TASK TO CARRY OUT = Reproduce the whole of the data exactly.

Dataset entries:
+++++

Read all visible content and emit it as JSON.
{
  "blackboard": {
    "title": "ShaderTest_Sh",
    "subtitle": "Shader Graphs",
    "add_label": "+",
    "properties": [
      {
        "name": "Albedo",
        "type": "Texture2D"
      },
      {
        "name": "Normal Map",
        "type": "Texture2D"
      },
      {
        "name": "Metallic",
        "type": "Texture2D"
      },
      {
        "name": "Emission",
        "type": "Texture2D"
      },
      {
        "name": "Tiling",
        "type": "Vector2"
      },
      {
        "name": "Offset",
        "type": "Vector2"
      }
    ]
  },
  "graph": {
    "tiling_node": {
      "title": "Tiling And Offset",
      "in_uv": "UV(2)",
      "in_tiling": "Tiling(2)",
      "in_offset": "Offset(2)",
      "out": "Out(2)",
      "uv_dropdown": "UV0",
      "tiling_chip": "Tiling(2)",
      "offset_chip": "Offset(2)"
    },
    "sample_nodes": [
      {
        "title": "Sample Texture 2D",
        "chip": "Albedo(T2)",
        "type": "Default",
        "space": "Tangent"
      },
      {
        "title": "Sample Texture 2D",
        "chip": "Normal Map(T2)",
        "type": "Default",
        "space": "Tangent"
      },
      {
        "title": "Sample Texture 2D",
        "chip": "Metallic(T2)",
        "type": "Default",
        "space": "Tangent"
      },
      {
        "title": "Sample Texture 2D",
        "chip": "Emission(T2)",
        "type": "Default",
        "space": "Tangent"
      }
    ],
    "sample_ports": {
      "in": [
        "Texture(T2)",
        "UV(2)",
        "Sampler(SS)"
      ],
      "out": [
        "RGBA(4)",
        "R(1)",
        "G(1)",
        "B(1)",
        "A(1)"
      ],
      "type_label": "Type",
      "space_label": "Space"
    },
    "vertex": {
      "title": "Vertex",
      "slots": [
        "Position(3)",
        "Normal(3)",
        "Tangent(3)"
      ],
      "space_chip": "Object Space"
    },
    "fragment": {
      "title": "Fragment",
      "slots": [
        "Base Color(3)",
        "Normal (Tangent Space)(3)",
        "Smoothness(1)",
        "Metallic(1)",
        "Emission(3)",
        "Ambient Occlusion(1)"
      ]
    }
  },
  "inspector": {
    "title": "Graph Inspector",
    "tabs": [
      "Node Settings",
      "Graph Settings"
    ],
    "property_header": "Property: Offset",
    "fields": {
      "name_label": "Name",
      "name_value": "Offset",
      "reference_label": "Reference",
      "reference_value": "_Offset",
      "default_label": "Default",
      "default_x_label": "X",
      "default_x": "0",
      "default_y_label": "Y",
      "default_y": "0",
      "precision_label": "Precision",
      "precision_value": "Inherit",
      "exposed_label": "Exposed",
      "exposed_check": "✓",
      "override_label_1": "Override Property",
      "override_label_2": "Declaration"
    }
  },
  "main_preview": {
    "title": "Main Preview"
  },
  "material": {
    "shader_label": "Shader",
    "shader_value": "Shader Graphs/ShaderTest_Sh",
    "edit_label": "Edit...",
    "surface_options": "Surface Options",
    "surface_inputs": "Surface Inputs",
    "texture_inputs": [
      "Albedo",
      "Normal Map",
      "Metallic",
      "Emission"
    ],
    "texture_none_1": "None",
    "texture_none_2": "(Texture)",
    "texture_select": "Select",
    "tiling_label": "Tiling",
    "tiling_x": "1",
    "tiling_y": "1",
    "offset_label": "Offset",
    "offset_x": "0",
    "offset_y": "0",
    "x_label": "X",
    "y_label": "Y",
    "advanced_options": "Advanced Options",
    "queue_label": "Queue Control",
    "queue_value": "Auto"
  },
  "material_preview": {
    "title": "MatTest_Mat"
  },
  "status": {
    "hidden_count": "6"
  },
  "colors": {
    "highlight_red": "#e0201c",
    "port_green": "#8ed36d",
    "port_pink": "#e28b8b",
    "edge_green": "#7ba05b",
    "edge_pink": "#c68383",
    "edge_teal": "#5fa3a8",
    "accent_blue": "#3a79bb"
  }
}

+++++

PROBLEM SOLUTION =
Read all visible content and emit it as JSON.
{
  "blackboard": {
    "title": "ShaderTest_Sh",
    "subtitle": "Shader Graphs",
    "add_label": "+",
    "properties": [
      {
        "name": "Albedo",
        "type": "Texture2D"
      },
      {
        "name": "Normal Map",
        "type": "Texture2D"
      },
      {
        "name": "Metallic",
        "type": "Texture2D"
      },
      {
        "name": "Emission",
        "type": "Texture2D"
      },
      {
        "name": "Tiling",
        "type": "Vector2"
      },
      {
        "name": "Offset",
        "type": "Vector2"
      }
    ]
  },
  "graph": {
    "tiling_node": {
      "title": "Tiling And Offset",
      "in_uv": "UV(2)",
      "in_tiling": "Tiling(2)",
      "in_offset": "Offset(2)",
      "out": "Out(2)",
      "uv_dropdown": "UV0",
      "tiling_chip": "Tiling(2)",
      "offset_chip": "Offset(2)"
    },
    "sample_nodes": [
      {
        "title": "Sample Texture 2D",
        "chip": "Albedo(T2)",
        "type": "Default",
        "space": "Tangent"
      },
      {
        "title": "Sample Texture 2D",
        "chip": "Normal Map(T2)",
        "type": "Default",
        "space": "Tangent"
      },
      {
        "title": "Sample Texture 2D",
        "chip": "Metallic(T2)",
        "type": "Default",
        "space": "Tangent"
      },
      {
        "title": "Sample Texture 2D",
        "chip": "Emission(T2)",
        "type": "Default",
        "space": "Tangent"
      }
    ],
    "sample_ports": {
      "in": [
        "Texture(T2)",
        "UV(2)",
        "Sampler(SS)"
      ],
      "out": [
        "RGBA(4)",
        "R(1)",
        "G(1)",
        "B(1)",
        "A(1)"
      ],
      "type_label": "Type",
      "space_label": "Space"
    },
    "vertex": {
      "title": "Vertex",
      "slots": [
        "Position(3)",
        "Normal(3)",
        "Tangent(3)"
      ],
      "space_chip": "Object Space"
    },
    "fragment": {
      "title": "Fragment",
      "slots": [
        "Base Color(3)",
        "Normal (Tangent Space)(3)",
        "Smoothness(1)",
        "Metallic(1)",
        "Emission(3)",
        "Ambient Occlusion(1)"
      ]
    }
  },
  "inspector": {
    "title": "Graph Inspector",
    "tabs": [
      "Node Settings",
      "Graph Settings"
    ],
    "property_header": "Property: Offset",
    "fields": {
      "name_label": "Name",
      "name_value": "Offset",
      "reference_label": "Reference",
      "reference_value": "_Offset",
      "default_label": "Default",
      "default_x_label": "X",
      "default_x": "0",
      "default_y_label": "Y",
      "default_y": "0",
      "precision_label": "Precision",
      "precision_value": "Inherit",
      "exposed_label": "Exposed",
      "exposed_check": "✓",
      "override_label_1": "Override Property",
      "override_label_2": "Declaration"
    }
  },
  "main_preview": {
    "title": "Main Preview"
  },
  "material": {
    "shader_label": "Shader",
    "shader_value": "Shader Graphs/ShaderTest_Sh",
    "edit_label": "Edit...",
    "surface_options": "Surface Options",
    "surface_inputs": "Surface Inputs",
    "texture_inputs": [
      "Albedo",
      "Normal Map",
      "Metallic",
      "Emission"
    ],
    "texture_none_1": "None",
    "texture_none_2": "(Texture)",
    "texture_select": "Select",
    "tiling_label": "Tiling",
    "tiling_x": "1",
    "tiling_y": "1",
    "offset_label": "Offset",
    "offset_x": "0",
    "offset_y": "0",
    "x_label": "X",
    "y_label": "Y",
    "advanced_options": "Advanced Options",
    "queue_label": "Queue Control",
    "queue_value": "Auto"
  },
  "material_preview": {
    "title": "MatTest_Mat"
  },
  "status": {
    "hidden_count": "6"
  },
  "colors": {
    "highlight_red": "#e0201c",
    "port_green": "#8ed36d",
    "port_pink": "#e28b8b",
    "edge_green": "#7ba05b",
    "edge_pink": "#c68383",
    "edge_teal": "#5fa3a8",
    "accent_blue": "#3a79bb"
  }
}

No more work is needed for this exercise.